Would you please write out the records below exactly as they appear?

======== Extracted entries ========

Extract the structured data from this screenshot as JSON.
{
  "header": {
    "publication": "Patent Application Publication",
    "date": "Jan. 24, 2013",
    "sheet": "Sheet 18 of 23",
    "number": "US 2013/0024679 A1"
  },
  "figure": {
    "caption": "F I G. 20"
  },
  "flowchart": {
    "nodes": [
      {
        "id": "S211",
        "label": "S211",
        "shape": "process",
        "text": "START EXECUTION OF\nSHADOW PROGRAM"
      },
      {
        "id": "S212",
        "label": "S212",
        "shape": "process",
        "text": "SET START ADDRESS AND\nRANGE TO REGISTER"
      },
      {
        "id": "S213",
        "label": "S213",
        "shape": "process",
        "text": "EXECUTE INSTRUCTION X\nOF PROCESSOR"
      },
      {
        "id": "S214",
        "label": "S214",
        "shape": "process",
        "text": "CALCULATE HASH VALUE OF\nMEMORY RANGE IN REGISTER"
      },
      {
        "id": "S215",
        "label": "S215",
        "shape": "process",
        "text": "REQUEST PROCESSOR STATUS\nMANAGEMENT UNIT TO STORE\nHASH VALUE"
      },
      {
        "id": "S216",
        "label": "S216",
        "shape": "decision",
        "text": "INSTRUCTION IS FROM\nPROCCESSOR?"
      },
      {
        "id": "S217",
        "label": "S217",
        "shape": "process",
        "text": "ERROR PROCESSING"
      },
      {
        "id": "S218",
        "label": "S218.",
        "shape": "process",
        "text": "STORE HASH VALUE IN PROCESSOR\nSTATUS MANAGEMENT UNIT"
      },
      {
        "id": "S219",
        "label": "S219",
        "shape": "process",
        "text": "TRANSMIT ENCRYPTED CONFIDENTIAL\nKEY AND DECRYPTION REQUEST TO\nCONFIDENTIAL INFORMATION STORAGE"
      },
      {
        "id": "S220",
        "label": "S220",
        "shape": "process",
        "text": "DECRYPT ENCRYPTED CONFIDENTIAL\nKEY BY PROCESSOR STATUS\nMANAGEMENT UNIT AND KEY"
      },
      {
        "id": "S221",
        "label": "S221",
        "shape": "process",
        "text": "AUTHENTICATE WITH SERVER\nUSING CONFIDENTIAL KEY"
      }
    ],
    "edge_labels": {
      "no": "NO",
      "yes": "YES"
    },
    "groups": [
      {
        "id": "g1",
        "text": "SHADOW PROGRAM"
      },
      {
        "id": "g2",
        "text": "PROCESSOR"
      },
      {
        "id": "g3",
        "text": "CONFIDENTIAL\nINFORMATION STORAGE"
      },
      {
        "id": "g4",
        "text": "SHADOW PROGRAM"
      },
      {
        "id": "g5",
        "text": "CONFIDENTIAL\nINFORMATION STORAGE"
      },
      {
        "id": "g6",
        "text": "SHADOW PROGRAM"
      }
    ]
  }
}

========

# [Your solution]
Extract the structured data from this screenshot as JSON.
{
  "header": {
    "publication": "Patent Application Publication",
    "date": "Jan. 24, 2013",
    "sheet": "Sheet 18 of 23",
    "number": "US 2013/0024679 A1"
  },
  "figure": {
    "caption": "F I G. 20"
  },
  "flowchart": {
    "nodes": [
      {
        "id": "S211",
        "label": "S211",
        "shape": "process",
        "text": "START EXECUTION OF\nSHADOW PROGRAM"
      },
      {
        "id": "S212",
        "label": "S212",
        "shape": "process",
        "text": "SET START ADDRESS AND\nRANGE TO REGISTER"
      },
      {
        "id": "S213",
        "label": "S213",
        "shape": "process",
        "text": "EXECUTE INSTRUCTION X\nOF PROCESSOR"
      },
      {
        "id": "S214",
        "label": "S214",
        "shape": "process",
        "text": "CALCULATE HASH VALUE OF\nMEMORY RANGE IN REGISTER"
      },
      {
        "id": "S215",
        "label": "S215",
        "shape": "process",
        "text": "REQUEST PROCESSOR STATUS\nMANAGEMENT UNIT TO STORE\nHASH VALUE"
      },
      {
        "id": "S216",
        "label": "S216",
        "shape": "decision",
        "text": "INSTRUCTION IS FROM\nPROCCESSOR?"
      },
      {
        "id": "S217",
        "label": "S217",
        "shape": "process",
        "text": "ERROR PROCESSING"
      },
      {
        "id": "S218",
        "label": "S218.",
        "shape": "process",
        "text": "STORE HASH VALUE IN PROCESSOR\nSTATUS MANAGEMENT UNIT"
      },
      {
        "id": "S219",
        "label": "S219",
        "shape": "process",
        "text": "TRANSMIT ENCRYPTED CONFIDENTIAL\nKEY AND DECRYPTION REQUEST TO\nCONFIDENTIAL INFORMATION STORAGE"
      },
      {
        "id": "S220",
        "label": "S220",
        "shape": "process",
        "text": "DECRYPT ENCRYPTED CONFIDENTIAL\nKEY BY PROCESSOR STATUS\nMANAGEMENT UNIT AND KEY"
      },
      {
        "id": "S221",
        "label": "S221",
        "shape": "process",
        "text": "AUTHENTICATE WITH SERVER\nUSING CONFIDENTIAL KEY"
      }
    ],
    "edge_labels": {
      "no": "NO",
      "yes": "YES"
    },
    "groups": [
      {
        "id": "g1",
        "text": "SHADOW PROGRAM"
      },
      {
        "id": "g2",
        "text": "PROCESSOR"
      },
      {
        "id": "g3",
        "text": "CONFIDENTIAL\nINFORMATION STORAGE"
      },
      {
        "id": "g4",
        "text": "SHADOW PROGRAM"
      },
      {
        "id": "g5",
        "text": "CONFIDENTIAL\nINFORMATION STORAGE"
      },
      {
        "id": "g6",
        "text": "SHADOW PROGRAM"
      }
    ]
  }
}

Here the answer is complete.